Public Property Adjacent to Campus– All public property that is within the same reasonably contiguous geographic area of the institution, such as a sidewalk, a street, other thoroughfare, or parking facility, and is adjacent to a facility owned or controlled by the institution if the facility is used by the institution in direct support of, or in a manner related to the institution's educational purposes.

 

 

Fire Safety Report

2011-2013

Benedictine College

Atchison, KS

 

2013 Statistics

Zero (0)Incidents                         Total Damage/Injuries/Deaths:     $0.00

 

2012 Statistics

Zero (0)Incidents                         Total Damage/Injuries/Deaths:     $0.00

 

2011 Statistics

Zero (0)Incidents                         Total Damage/Injuries/Deaths:     $0.00

           

 

Fire Log

Information related to fires in on-campus housing facilities is reported and kept in the Benedictine College Department of Safety and Security.

 

Description of Fire Safety Systems (Calendar year 2013)

The following chart depicts the fire safety systems in Benedictine College on-campus housing facilities:

 

 

Smoke Detectors

Heat Detectors

Sprinklers

Horns

Strobes

Audible Alarm Speakers

Turner

x

x

x

x

x

x

Newman

x

x

x

x

x

x

St. Joseph

x

x

x

x

x

x

Legacy

x

x

x

x

x

x

Ferrell

x

x

x

x

x

x

McDonald

x

x

 

x

x

x

Memorial

x

x

x

x

x

x

Scholastica

x

x

x

x

x

x

Cray Seaberg

x

x

x

x

x

x

Row Houses

x

x

x

x

x

x

St. Michael

x

x

x

x

x

x

Lofts

x

x

x

x

x

x

 

 

The halls meet OSHA fire-safety requirements. Safety lighting, smoke alarms, and multi-purpose dry chemical extinguishers are located in each hall. Be sure you are aware of the nearest extinguisher; these should be used to exit the hall and not to fight a fire.

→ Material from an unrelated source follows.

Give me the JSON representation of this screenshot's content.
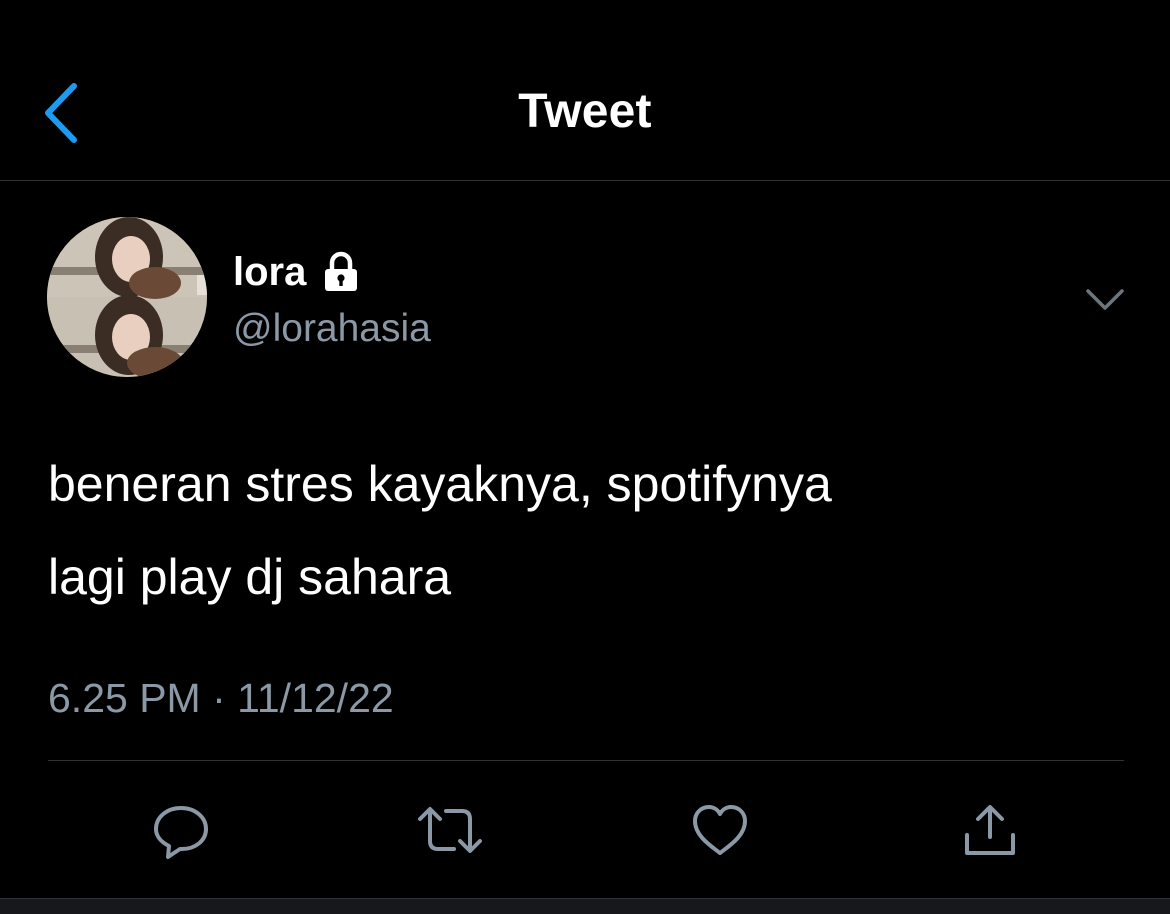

All fire alarm panels in group living facilitiesare tied to Benedictine College Security, with the exception of the Lofts located at 201 Main Street.

 

Policy Information

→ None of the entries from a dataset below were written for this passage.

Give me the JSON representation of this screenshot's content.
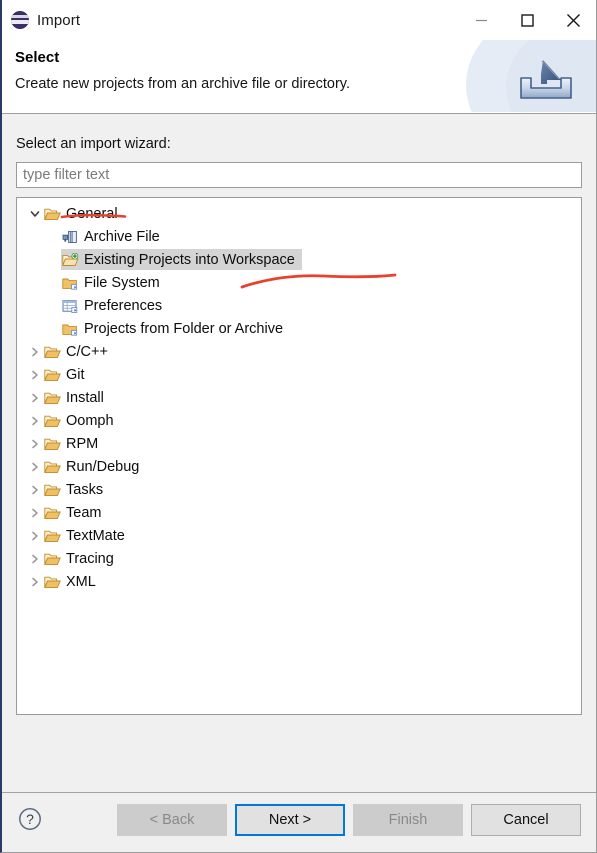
{
  "window": {
    "title": "Import",
    "icon": "eclipse-icon",
    "controls": {
      "minimize": "minimize-icon",
      "maximize": "maximize-icon",
      "close": "close-icon"
    }
  },
  "header": {
    "title": "Select",
    "description": "Create new projects from an archive file or directory.",
    "banner_icon": "import-arrow-tray-icon"
  },
  "body": {
    "wizard_label": "Select an import wizard:",
    "filter": {
      "value": "",
      "placeholder": "type filter text"
    },
    "tree": [
      {
        "label": "General",
        "level": 0,
        "expanded": true,
        "icon": "open-folder-icon",
        "selected": false
      },
      {
        "label": "Archive File",
        "level": 1,
        "expanded": null,
        "icon": "archive-file-icon",
        "selected": false
      },
      {
        "label": "Existing Projects into Workspace",
        "level": 1,
        "expanded": null,
        "icon": "import-project-folder-icon",
        "selected": true
      },
      {
        "label": "File System",
        "level": 1,
        "expanded": null,
        "icon": "file-system-folder-icon",
        "selected": false
      },
      {
        "label": "Preferences",
        "level": 1,
        "expanded": null,
        "icon": "preferences-icon",
        "selected": false
      },
      {
        "label": "Projects from Folder or Archive",
        "level": 1,
        "expanded": null,
        "icon": "file-system-folder-icon",
        "selected": false
      },
      {
        "label": "C/C++",
        "level": 0,
        "expanded": false,
        "icon": "closed-folder-icon",
        "selected": false
      },
      {
        "label": "Git",
        "level": 0,
        "expanded": false,
        "icon": "closed-folder-icon",
        "selected": false
      },
      {
        "label": "Install",
        "level": 0,
        "expanded": false,
        "icon": "closed-folder-icon",
        "selected": false
      },
      {
        "label": "Oomph",
        "level": 0,
        "expanded": false,
        "icon": "closed-folder-icon",
        "selected": false
      },
      {
        "label": "RPM",
        "level": 0,
        "expanded": false,
        "icon": "closed-folder-icon",
        "selected": false
      },
      {
        "label": "Run/Debug",
        "level": 0,
        "expanded": false,
        "icon": "closed-folder-icon",
        "selected": false
      },
      {
        "label": "Tasks",
        "level": 0,
        "expanded": false,
        "icon": "closed-folder-icon",
        "selected": false
      },
      {
        "label": "Team",
        "level": 0,
        "expanded": false,
        "icon": "closed-folder-icon",
        "selected": false
      },
      {
        "label": "TextMate",
        "level": 0,
        "expanded": false,
        "icon": "closed-folder-icon",
        "selected": false
      },
      {
        "label": "Tracing",
        "level": 0,
        "expanded": false,
        "icon": "closed-folder-icon",
        "selected": false
      },
      {
        "label": "XML",
        "level": 0,
        "expanded": false,
        "icon": "closed-folder-icon",
        "selected": false
      }
    ],
    "annotations": [
      {
        "name": "red-underline-general",
        "color": "#e8412f"
      },
      {
        "name": "red-line-file-system",
        "color": "#e8412f"
      }
    ]
  },
  "footer": {
    "help_icon": "help-question-icon",
    "buttons": [
      {
        "label": "< Back",
        "state": "disabled",
        "name": "back-button"
      },
      {
        "label": "Next >",
        "state": "focused",
        "name": "next-button"
      },
      {
        "label": "Finish",
        "state": "disabled",
        "name": "finish-button"
      },
      {
        "label": "Cancel",
        "state": "enabled",
        "name": "cancel-button"
      }
    ]
  },
  "colors": {
    "accent": "#0078d7",
    "annotation_red": "#e8412f",
    "selection_gray": "#d4d4d4",
    "folder_gold": "#f0c067",
    "window_border": "#2b3a67"
  }
}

The Residence Life Handbook lists policies that prohibit the following:

  • Smoking
  • Candles, chemicals, open flames
  • Fireworks and explosive materials
  • Appliances that are NOT permitted in dorm rooms include: hot plates, halogen lights, grills, skillets, toaster ovens, sun lamps, electric heaters, refrigerators larger than 4 cubic feet and gas appliances.
  • Gasoline-operated machines
  • Tampering with fire safety equipment

 

Fire Safety Education and Training

Residence Life staff receive annual training conducted by the Atchison Fire Department.  This training includes prevention, response procedures, and fire extinguisher use.  The campus hosts an annual fire safety education program conducted by the Atchison Fire Department. This session includes prevention and alarm response procedures.

 

Fire evacuation drills are conducted once per year in every residence hall. Over ten fire alarm drills were held the previous calendar year.  Alarms requiring evacuation may be substituted for drills.

 

Fire Alarm Response Procedure

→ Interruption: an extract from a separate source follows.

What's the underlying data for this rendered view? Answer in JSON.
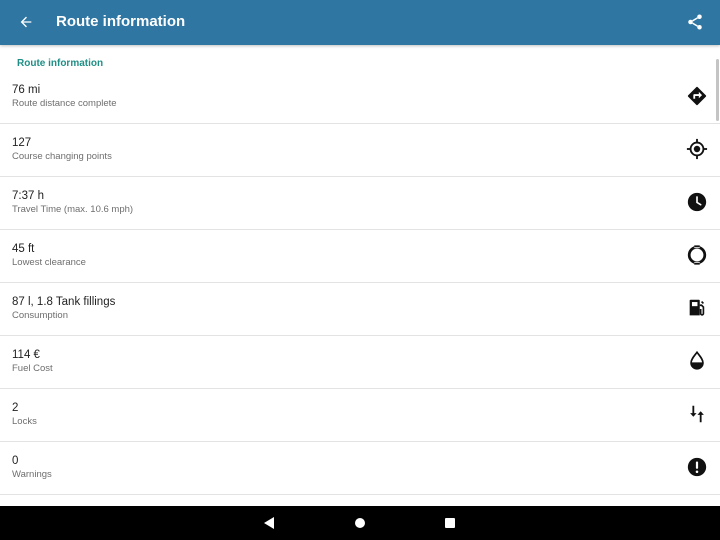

To insure the safety, welfare, and health of residents, RAs in conjunction with Resident Directors are responsible for instructions and implementation of fire and emergency procedures.

 

Procedures for student housing evacuation

  • Signal:  Fire alarm
  • Every person shall vacate the building by shortest route to the exterior.
  • Once outside, move to a designated location/a safe distance from the building so staff can clarify who is present and missing.
  • Contact security – 913.360.8888 (ext. 8888)
  • Remain outside unless otherwise directed. Only a fireman or RD can give the official all clear sign for residents to return to the building. No RA should make this decision or turn off the alarm.
  • After the “All Clear” is given, RAs will check all rooms before residents return to the residence halls. Any residents remaining in the hall will be held accountable for not exiting the building.
  • Write an incident report and file it with security.

 

Basic Principles

Each time the alarm sounds, it is imperative that the staff considers it a real fire. It is imperative that the staff members report often and accurately to the appropriate RD whenever an alarm is triggered. RAs should go over the fire alarm procedures from the residents’ point of view at a floor meeting before an alarm. They should impress upon your residents the serious nature of pulling false alarms.